Dataset items:
Segment Open

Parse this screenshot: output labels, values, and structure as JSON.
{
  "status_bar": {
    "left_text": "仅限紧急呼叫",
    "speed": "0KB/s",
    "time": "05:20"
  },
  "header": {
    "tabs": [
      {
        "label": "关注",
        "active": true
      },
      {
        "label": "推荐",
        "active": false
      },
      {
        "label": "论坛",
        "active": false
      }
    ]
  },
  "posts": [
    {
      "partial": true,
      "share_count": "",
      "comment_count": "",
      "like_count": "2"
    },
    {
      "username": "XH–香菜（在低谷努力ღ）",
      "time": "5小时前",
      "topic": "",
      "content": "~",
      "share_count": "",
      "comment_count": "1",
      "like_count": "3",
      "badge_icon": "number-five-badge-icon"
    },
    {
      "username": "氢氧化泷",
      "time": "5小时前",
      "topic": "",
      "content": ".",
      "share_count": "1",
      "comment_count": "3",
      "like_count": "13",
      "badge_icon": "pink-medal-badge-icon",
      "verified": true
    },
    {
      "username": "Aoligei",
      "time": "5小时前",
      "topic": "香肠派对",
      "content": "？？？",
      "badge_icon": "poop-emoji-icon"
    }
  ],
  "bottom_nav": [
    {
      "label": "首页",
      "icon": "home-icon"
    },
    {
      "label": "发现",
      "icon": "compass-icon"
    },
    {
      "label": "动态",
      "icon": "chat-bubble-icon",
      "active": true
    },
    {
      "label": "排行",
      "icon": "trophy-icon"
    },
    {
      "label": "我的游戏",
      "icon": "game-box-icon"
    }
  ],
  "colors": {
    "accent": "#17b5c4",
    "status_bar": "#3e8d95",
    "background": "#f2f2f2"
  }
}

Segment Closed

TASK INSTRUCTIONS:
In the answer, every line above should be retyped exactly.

EXERCISE SOLUTION:
Parse this screenshot: output labels, values, and structure as JSON.
{
  "status_bar": {
    "left_text": "仅限紧急呼叫",
    "speed": "0KB/s",
    "time": "05:20"
  },
  "header": {
    "tabs": [
      {
        "label": "关注",
        "active": true
      },
      {
        "label": "推荐",
        "active": false
      },
      {
        "label": "论坛",
        "active": false
      }
    ]
  },
  "posts": [
    {
      "partial": true,
      "share_count": "",
      "comment_count": "",
      "like_count": "2"
    },
    {
      "username": "XH–香菜（在低谷努力ღ）",
      "time": "5小时前",
      "topic": "",
      "content": "~",
      "share_count": "",
      "comment_count": "1",
      "like_count": "3",
      "badge_icon": "number-five-badge-icon"
    },
    {
      "username": "氢氧化泷",
      "time": "5小时前",
      "topic": "",
      "content": ".",
      "share_count": "1",
      "comment_count": "3",
      "like_count": "13",
      "badge_icon": "pink-medal-badge-icon",
      "verified": true
    },
    {
      "username": "Aoligei",
      "time": "5小时前",
      "topic": "香肠派对",
      "content": "？？？",
      "badge_icon": "poop-emoji-icon"
    }
  ],
  "bottom_nav": [
    {
      "label": "首页",
      "icon": "home-icon"
    },
    {
      "label": "发现",
      "icon": "compass-icon"
    },
    {
      "label": "动态",
      "icon": "chat-bubble-icon",
      "active": true
    },
    {
      "label": "排行",
      "icon": "trophy-icon"
    },
    {
      "label": "我的游戏",
      "icon": "game-box-icon"
    }
  ],
  "colors": {
    "accent": "#17b5c4",
    "status_bar": "#3e8d95",
    "background": "#f2f2f2"
  }
}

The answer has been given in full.